After a difficult time, Vietnam’s labour market is showing positive signals for recovery, with enterprises beginning to recruit slowly again, offering unemployed workers new jobs to come back to the labour market.
|New prospects for workers after social distancing |
Hanoi’s labour market is considered to have a relatively large demand after the social distancing measures came to an end, with some experts estimating the amount of newly available jobs to be around 10,000, especially in manufacturing and engineering sectors.
Ta Van Thao, director of the Hanoi Centre of Employee Services said that although the labour market was negatively affected by the COVID-19 pandemic, it has been positively developing recently, in particular directly in Hanoi. After many restaurants and cafes were also allowed to reopen, the service sector is forecast to offer thousands of new jobs.

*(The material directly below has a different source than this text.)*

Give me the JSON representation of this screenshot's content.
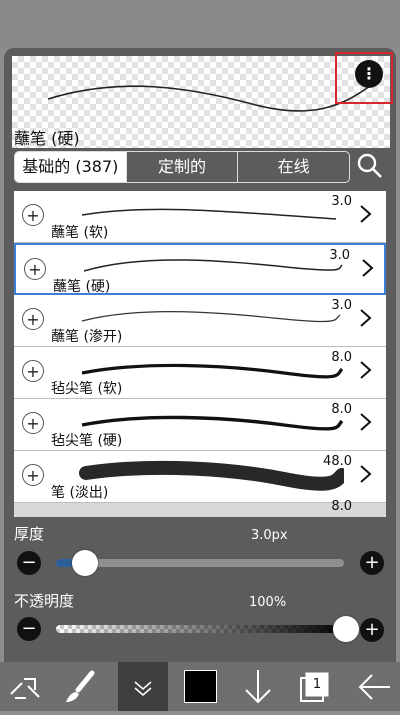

Currently, the Hanoi Centre of Employee Services is providing workers with a wide range of information about the labour market as well as consultancy services to improve their employment opportunities.
Specifically, the centre collects recruitment needs from businesses and job search enquiries of prospective workers, building a database of supply and demand. From there, the centre connects employers and job seekers in many ways, mostly online via computers or smartphones.
As of now, about 1,200 businesses have registered with the Hanoi Centre of Employee Services, ready to offer new opportunities to more than 12,000 employees.
The impact of the COVID-19 pandemic has led to a change in the production model and the mode of operation of many industries. Since the health emergency is for now controlled in Vietnam, the labour demand is continuing to increase again.
In particular, businesses focusing on tech applications are now looking for new recruitment options to fill their ranks. Therefore, workers need to promptly adapt to these new conditions to meet the needs of possible employers.
Meanwhile, Ho Chi Minh City has also implemented various activities to support employers and employees, such as extending the time to pay social insurance for businesses, to help restart the labour market which had been frozen in the first five months of the year.
A representative of the Ho Chi Minh City Youth Employment Service Centre said that many businesses are in the process of raising their recruitment targets from a few dozen to a few hundred employees. These targets focus on industries such as marketing, transportation, customer care, and financial consulting.
The centre plans to soon conduct a direct survey about the labour needs of local business to then organise different activities to support businesses and employees in early July.
According to the latest survey by VietnamWorks, after social distancing ended, nearly 60 per cent of businesses have proved a certain ability to maintain and continue business development. Up to 39 per cent of participating businesses are optimistic that they will soon restore recruitment activities, of which 14 per cent can resume recruitment immediately.
In an effort to leave no one behind during the pandemic, Ho Chi Minh City had spent VND640 billion ($28 million) supporting people in financially-vulnerable positions.
Furthermore, an additional package of VND852 billion ($37 million) will be granted soon to support about 300,000 workers without a fixed workplace such as waste collectors, carriers, transporters, and motorcyclists.
In March, Ho Chi Minh City People’s Council approved a financial support package worth VND2.75 trillion ($115 million) to prevent and control the spread of COVID-19 and to support employees affected by the pandemic.